NCTQ has another report out ranking ed schools on whether they meet NCTQ’s ideas of what makes ed schools effective. As I pointed out last year, NCTQ purports to have a strong research basis for claiming that ed schools should adhere to their standards, but that research is actually quite thin and often doesn’t support what NCTQ advocates. I share NCTQ’s concern about improving the quality of teacher preparation, but I do not share their confidence that we know what works and certainly do not share their willingness to impose their preferences on everyone. Unfortunately, we do not know the correct recipe for making better teachers even as NCTQ tries to make everyone cook the way they prefer.

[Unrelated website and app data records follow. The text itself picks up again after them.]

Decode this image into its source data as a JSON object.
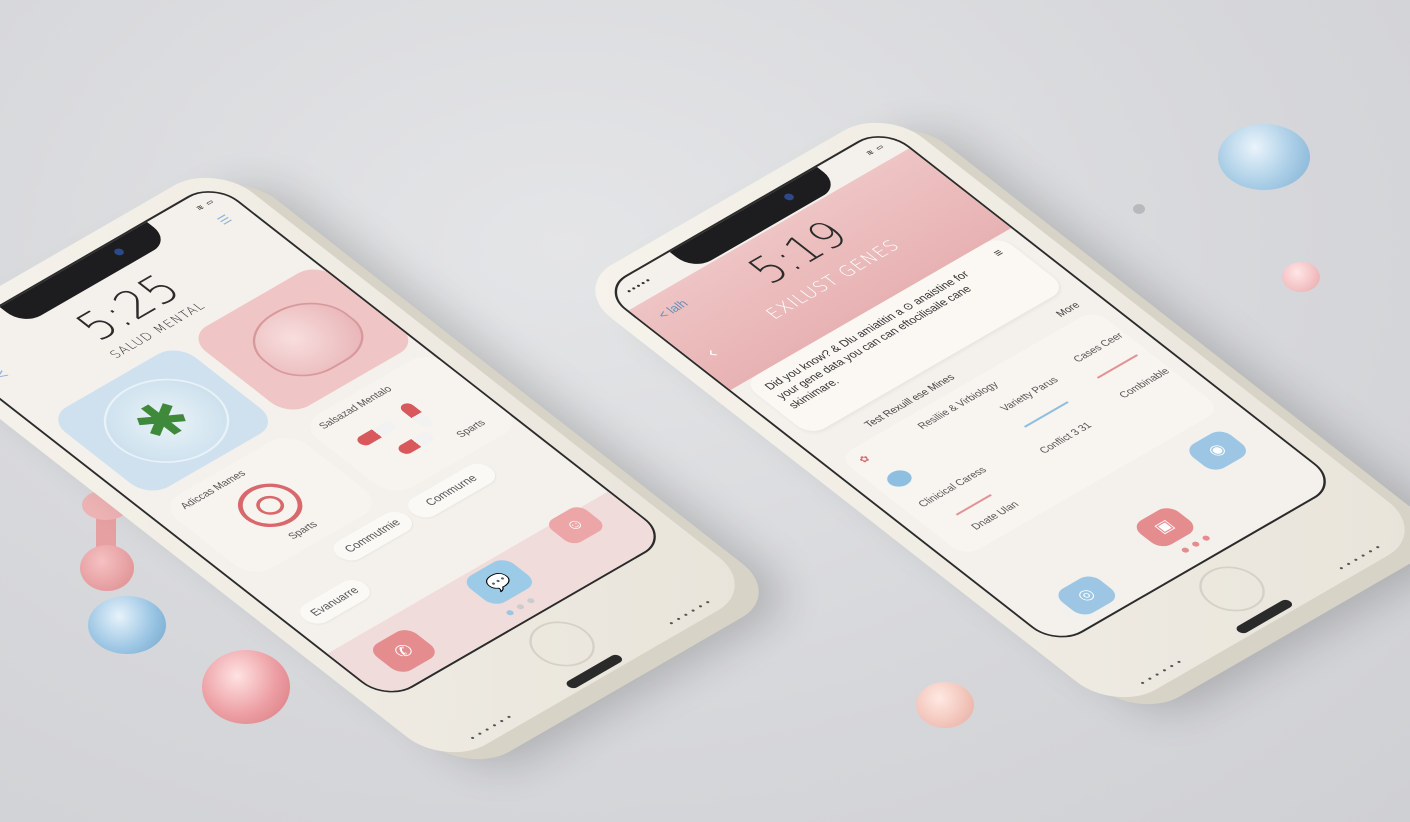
{
  "phone_left": {
    "status_left": "•••••",
    "time": "5:25",
    "title": "SALUD MENTAL",
    "back_label": "<",
    "card_mental": "Salsazad Mentalo",
    "card_mental_sub": "Sparts",
    "card_addiction": "Adiccas Mames",
    "card_addiction_sub": "Sparts",
    "chip_community_a": "Commurne",
    "chip_community_b": "Commutmie",
    "chip_evaluate": "Evanuarre"
  },
  "phone_right": {
    "status_left": "•••••",
    "back_label": "< lalh",
    "time": "5:19",
    "title": "EXILUST GENES",
    "fact_text": "Did you know? & Dlu amiatitin a ⊙ anaistine for your gene data you can can eftocilisaile cane skimimare.",
    "section_title": "Test Rexuill ese Mines",
    "more_label": "More",
    "row1_label": "Resiliie & Virbiology",
    "item_variety": "Varietty Parus",
    "item_cases": "Cases Ceer",
    "item_clinical": "Clinicical Caress",
    "item_conflict": "Conflict 3 31",
    "item_combinable": "Combinable",
    "item_data": "Dnate Ulan"
  },
  "colors": {
    "pink": "#e6a1a4",
    "blue": "#9cc6e4",
    "cream": "#f4f1ec"
  }
}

Part of the advocacy campaign for NCTQ’s efforts is to lambaste ed schools for the fact that 1st year teachers tend to be less effective in the classroom as measured by valued-added on test scores. According to the NCTQ narrative, if teachers do worse in their first year or two in the profession, it must be that ed schools are doing a lousy job of preparing them. If ed schools were doing it correctly, there would be no negative effect for first year teaching.

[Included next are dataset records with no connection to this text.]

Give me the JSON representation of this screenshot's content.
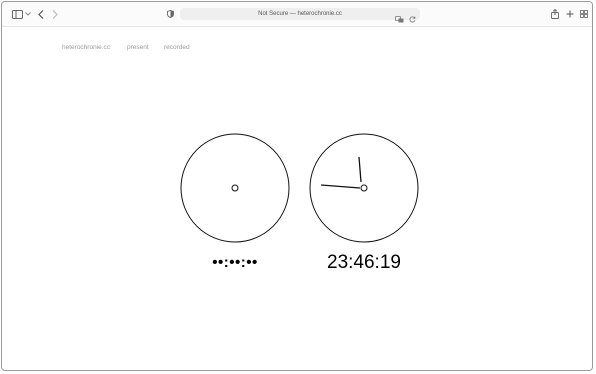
{
  "browser": {
    "address": "Not Secure — heterochronie.cc"
  },
  "nav": {
    "items": [
      {
        "label": "heterochronie.cc"
      },
      {
        "label": "present"
      },
      {
        "label": "recorded"
      }
    ]
  },
  "clocks": {
    "left": {
      "readout": "••:••:••"
    },
    "right": {
      "readout": "23:46:19"
    }
  }
}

Should first-year teaching be the equivalent of fraternity hazing, an inevitable rite of passage? Is there no substitute for “on-the-job” training of novice teachers? The answers are obvious. We need more effective teacher preparation. Our profound belief that new teachers and our children deserve better from America’s preparation programs is the touchstone of this project.
And in promoting this year’s report, NCTQ’s tweeter feed repeats this same message: “If training & cert are mandatory, should be no reason to accept 1st yr as hazing ritual” and “Novice struggle = struggle. Every year matters!”
This, of course, is a faulty argument. Even when professionals are well-prepared, they may still improve with experience. It is so widely recognized as a normal phenomenon that we even have a saying for people who are less good when they start — we say that they make “rookie mistakes.” No one blames the minor leagues for the fact that big league rookies tend to be less effective. No one denounces the Cavaliers for the fact that LeBron James got better with experience after moving to Miami. It is normal for people to improve with experience, not necessarily evidence of their poor preparation.
But some see rookie mistakes as unacceptable in education because the stakes are too high. Deborah Loewenberg Ball, the Dean of the Ed School at Michigan opines, with approving retweets from NCTQ, that: “Airline pilots don’t say, ‘My first few years of flying I was a wreck.’ That needs to be gone.” We would never tolerate rookie mistakes among important professions, like airplane pilot or doctor.
In fact, we do tolerate rookie mistakes among doctors, pilots, and just about every profession. A review of airline accidents reports that “inexperienced pilots have a 2-3 times increased incidence of mishaps due to pilot error.” And this study of doctor errors in writing prescriptions found: “The overall detected error rate was 3.13 errors for each 1000 orders written…. First-year postgraduate residents were found to have a higher error rate (4.25 per 1000 orders) than other prescriber classes.” In almost every profession there are returns on experience. The striking thing about teaching is not that novice teachers are less effective, but that the improvement with experience is so small and basically flattens out by the third year.
All of us wish that doctors, pilots, teachers and other professionals would make no mistakes. And we hope that improved training would reduce those errors. But no matter how much NCTQ waves around the Flexner Report to justify its activities, teaching is not medicine and in teaching we do not have a scientific basis for saying how every teacher should be prepared. NCTQ is not helped in its attempt to be the Flexner of education by mis-describing what research exists and by making sloppy errors of logic like claiming that the relative weakness of novice teachers is proof of poor teacher preparation.
These are the sorts of errors that people may be more likely to make without doctoral training and academic experience in the social sciences, which most of the staff at NCTQ and most other DC think tank/advocacy groups are lacking. You might even call these rookie mistakes by novice researchers.